.COMMAND AND GENERAL STAFF SCHOOL Fort Leavenworth, Kansas

LIBRARY REGULATIONS
1. Books, pamphlets, and periodicals must be charged at the loan desk (signature on book-loan card) before being taken from the Library. 2. Any item drawn from the Library must be returned within one month. Exceptions to this regulation are as follows: (1) Material issued to classes as a whole. (2) Material issued to instructors for pro fil fessional use. (3) New books which are in demand must be returned within one week. (4) Books required for faculty use are sub ject to recall at any time. (5) All persons having library material in their possession will return same before leaving the post permanently. (6) Books loaned outside the School must be returned within two weeks. 3. Reference books and current periodicals will not be removed from the library.
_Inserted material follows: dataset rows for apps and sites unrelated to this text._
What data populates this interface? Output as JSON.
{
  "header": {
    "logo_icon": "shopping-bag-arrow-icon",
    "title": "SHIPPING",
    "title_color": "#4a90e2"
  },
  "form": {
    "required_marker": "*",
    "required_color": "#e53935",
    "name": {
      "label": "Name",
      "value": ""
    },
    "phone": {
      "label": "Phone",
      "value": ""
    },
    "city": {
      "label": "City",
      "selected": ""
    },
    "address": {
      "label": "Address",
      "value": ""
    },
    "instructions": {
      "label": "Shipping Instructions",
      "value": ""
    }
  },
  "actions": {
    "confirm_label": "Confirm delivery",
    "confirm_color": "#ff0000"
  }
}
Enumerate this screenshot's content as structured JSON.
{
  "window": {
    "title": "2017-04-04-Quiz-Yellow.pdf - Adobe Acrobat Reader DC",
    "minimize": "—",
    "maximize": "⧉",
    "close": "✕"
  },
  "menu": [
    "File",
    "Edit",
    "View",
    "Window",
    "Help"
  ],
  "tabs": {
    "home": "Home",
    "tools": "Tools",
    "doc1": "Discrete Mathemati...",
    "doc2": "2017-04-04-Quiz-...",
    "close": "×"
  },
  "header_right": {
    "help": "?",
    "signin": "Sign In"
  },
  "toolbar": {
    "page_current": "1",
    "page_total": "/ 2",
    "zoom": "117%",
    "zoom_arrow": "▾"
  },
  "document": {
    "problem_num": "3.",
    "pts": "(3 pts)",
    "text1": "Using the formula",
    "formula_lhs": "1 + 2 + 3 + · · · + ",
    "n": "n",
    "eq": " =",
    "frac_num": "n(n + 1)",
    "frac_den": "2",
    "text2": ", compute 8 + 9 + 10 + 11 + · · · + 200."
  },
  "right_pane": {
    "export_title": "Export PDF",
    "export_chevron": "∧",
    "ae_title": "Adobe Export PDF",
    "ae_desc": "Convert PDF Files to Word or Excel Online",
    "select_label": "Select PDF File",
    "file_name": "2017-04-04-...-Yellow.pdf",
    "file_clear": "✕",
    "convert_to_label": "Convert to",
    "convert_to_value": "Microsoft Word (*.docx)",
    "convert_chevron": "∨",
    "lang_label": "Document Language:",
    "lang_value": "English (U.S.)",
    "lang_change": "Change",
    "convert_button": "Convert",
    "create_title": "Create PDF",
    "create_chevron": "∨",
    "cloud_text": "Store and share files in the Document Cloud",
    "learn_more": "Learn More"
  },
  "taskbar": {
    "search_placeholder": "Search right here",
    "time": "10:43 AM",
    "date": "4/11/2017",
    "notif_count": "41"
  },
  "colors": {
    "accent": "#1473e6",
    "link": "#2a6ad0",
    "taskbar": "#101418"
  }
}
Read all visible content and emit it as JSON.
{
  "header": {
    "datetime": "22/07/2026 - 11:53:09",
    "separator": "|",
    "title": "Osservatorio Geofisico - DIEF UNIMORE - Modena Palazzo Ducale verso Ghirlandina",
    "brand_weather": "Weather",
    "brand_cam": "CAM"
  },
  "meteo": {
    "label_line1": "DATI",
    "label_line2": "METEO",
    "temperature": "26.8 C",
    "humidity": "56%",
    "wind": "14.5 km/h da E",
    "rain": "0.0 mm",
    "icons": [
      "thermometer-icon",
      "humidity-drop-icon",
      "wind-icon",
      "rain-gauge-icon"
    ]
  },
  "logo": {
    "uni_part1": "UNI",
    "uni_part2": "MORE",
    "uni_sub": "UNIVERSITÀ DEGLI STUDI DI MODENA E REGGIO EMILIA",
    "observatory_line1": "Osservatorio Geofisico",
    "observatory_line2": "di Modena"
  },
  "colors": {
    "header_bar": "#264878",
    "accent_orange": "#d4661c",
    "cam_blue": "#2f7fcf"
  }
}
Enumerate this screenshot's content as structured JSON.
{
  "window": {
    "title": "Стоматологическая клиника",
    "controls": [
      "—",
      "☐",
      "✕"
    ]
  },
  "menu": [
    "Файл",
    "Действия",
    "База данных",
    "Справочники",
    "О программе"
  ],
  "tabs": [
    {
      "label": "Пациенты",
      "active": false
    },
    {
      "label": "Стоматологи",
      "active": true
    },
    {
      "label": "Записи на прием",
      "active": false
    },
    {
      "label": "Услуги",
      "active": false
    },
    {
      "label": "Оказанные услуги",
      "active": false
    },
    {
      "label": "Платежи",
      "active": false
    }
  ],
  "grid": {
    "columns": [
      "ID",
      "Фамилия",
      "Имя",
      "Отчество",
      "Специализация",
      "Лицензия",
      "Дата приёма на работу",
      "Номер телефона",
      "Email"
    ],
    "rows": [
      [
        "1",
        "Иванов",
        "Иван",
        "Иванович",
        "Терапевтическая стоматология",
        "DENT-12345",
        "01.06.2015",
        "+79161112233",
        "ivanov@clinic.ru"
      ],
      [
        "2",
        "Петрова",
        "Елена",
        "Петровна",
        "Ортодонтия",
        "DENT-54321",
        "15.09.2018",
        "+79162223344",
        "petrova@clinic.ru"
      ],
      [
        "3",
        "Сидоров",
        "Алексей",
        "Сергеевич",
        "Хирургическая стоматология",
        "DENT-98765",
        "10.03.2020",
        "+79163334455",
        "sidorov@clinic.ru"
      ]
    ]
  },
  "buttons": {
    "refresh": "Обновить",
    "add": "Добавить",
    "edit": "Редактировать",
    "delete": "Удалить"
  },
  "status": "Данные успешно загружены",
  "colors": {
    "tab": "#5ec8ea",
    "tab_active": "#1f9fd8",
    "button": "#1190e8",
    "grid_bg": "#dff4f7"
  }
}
LIBRARY BUREAU CAT. NO. 1169.6

LIBRARY CC ..FF COLLEGE